Indefinite Articles and Abreviations
Choosing between “a” and “an” with abbreviations can be confusing. We talk about “a Member of Parliament” but “an MP” because the way that we pronounce the letter “M” is /em/, which begins with a vowel sound. Similarly, we say “She has an MBA”, “He is an FBI agent” and “The sinking ship sent out an S.O.S.” The important thing is how we say the word or abbreviation, not how we spell it. When abbreviations are pronounced as a single word, we use either “a” or “an” to match the pronunciation, for example, “a FIFA official” and “a NATO general”.
Some learners say “one” where an English-speaker would use “a” or “an” instead. It sounds strange to say “There were five women and one man at the bus stop”. We normally say “five women and a man”. Another good example of this is with fractions. It is more natural to say “A third of the class failed the test” rather than “One third of the class failed the test.” This is also the case with big numbers that are written with “1”. We don’t say things like, “This dress cost one hundred dollars”, “There are one thousand people at my school” or “The house sold for one million dollars”. We say “This dress cost a hundred dollars” ,“There are a thousand people at my school” and “The house sold for a million dollars”.
Indefinite Articles Other Uses
We also use the indefinite article to talk about people’s jobs, for example, “She’s an engineer”, “He wants to be a pilot” and “She’s studying to become an architect”. Of course, this changes if we insert another word, for example, “a mechanical engineer”, “an Air New Zealand pilot” and “a landscape architect”.

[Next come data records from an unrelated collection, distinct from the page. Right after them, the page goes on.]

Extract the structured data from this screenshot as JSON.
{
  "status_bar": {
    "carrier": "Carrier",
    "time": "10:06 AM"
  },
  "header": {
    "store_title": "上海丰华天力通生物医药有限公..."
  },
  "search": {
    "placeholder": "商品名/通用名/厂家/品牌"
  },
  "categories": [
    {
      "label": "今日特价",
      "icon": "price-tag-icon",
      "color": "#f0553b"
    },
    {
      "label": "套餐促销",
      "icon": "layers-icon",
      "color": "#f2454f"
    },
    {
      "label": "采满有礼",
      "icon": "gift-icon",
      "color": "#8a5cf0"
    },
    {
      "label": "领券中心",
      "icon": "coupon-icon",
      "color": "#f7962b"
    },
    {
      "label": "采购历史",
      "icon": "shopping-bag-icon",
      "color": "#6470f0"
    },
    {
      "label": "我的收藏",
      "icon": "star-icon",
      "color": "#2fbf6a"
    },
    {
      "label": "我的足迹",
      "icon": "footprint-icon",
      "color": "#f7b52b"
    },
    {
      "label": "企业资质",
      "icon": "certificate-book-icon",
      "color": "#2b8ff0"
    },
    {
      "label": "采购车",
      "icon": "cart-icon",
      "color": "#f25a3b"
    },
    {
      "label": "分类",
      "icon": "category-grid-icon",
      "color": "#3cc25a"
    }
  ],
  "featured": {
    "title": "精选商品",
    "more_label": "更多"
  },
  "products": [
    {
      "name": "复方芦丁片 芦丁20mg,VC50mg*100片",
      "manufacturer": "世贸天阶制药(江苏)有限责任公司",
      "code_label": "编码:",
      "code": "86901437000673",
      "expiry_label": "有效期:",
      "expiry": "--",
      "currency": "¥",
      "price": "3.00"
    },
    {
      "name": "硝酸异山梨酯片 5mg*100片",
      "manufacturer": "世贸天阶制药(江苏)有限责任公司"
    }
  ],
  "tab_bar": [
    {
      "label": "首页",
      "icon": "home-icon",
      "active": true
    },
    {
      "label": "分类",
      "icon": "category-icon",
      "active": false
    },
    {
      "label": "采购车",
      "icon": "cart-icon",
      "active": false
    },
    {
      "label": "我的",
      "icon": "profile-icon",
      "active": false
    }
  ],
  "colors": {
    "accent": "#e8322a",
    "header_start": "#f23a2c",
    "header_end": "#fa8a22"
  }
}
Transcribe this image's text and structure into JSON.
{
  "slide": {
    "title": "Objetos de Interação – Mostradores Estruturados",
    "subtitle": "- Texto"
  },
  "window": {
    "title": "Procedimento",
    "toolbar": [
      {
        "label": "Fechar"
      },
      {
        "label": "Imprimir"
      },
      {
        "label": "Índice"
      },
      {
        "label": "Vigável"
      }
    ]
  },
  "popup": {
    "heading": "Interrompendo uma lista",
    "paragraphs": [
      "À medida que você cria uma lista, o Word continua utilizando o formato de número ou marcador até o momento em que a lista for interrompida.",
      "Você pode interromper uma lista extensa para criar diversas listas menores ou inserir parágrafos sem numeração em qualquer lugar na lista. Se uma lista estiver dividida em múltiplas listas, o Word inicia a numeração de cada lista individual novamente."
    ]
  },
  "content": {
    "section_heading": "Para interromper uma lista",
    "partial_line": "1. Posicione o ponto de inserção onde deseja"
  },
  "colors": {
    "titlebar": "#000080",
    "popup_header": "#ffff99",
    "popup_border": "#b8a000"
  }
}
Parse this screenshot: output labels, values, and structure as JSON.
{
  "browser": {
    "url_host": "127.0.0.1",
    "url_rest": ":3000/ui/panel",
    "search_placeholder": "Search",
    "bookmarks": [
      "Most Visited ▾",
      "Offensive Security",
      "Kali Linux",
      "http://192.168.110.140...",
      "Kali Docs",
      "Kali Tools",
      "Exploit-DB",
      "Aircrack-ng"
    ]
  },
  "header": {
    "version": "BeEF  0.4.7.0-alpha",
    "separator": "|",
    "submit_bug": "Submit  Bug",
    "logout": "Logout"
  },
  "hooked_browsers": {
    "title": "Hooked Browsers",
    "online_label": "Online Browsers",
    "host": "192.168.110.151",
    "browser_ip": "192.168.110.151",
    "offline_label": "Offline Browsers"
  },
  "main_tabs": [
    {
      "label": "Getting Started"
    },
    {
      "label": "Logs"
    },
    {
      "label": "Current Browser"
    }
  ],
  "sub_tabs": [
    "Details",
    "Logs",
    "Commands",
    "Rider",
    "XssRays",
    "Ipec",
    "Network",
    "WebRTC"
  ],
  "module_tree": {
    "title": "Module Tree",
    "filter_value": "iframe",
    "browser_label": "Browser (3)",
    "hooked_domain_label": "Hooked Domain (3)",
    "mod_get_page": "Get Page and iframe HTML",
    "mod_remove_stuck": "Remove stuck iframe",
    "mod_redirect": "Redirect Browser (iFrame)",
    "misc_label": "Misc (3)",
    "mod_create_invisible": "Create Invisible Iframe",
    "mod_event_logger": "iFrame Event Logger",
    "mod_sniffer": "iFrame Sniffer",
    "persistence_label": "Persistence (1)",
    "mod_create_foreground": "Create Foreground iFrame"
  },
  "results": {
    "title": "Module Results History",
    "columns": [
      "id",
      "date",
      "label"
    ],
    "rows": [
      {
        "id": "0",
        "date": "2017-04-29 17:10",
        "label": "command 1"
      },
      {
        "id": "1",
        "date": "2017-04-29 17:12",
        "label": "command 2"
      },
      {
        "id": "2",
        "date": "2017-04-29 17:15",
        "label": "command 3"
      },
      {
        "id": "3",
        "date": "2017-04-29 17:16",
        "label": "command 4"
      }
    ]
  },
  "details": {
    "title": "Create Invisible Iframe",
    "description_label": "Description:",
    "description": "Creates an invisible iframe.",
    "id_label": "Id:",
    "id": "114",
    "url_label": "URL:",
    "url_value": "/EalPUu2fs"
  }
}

Indefinite articles (“a” and “an”) are small and seemingly pointless. They carry very little meaning and have a grammatical function rather than conveying an important message. If you leave out an article in your speaking and writing, it is very unlikely to lead to any misunderstanding. It just sounds unusual. English-speakers may underestimate your English ability if you make mistakes with articles because, for someone who has grown up speaking English, they are very straightforward.
In the case of singular, countable, concrete nouns (which is, after all, the majority of them), you always need an article, either definite or indefinite or a possessive adjective. Plural, uncountable and abstract nouns don’t use indefinite articles. Plural nouns and uncountable sometimes use definite articles, when you are referring to something specifically. Abstract nouns don’t use articles.
If your first language doesn’t have words that operate like English articles, learning how and when to use articles can be very challenging for you. It may not be much consolation but at least English only has “a/an” and “the”, unlike many European languages which arbitrarily assign a gender to every object so you have to learn a particular masculine or feminine article along with every new noun you learn. In English it is always a simple choice of either “a/an” or “the” with any noun.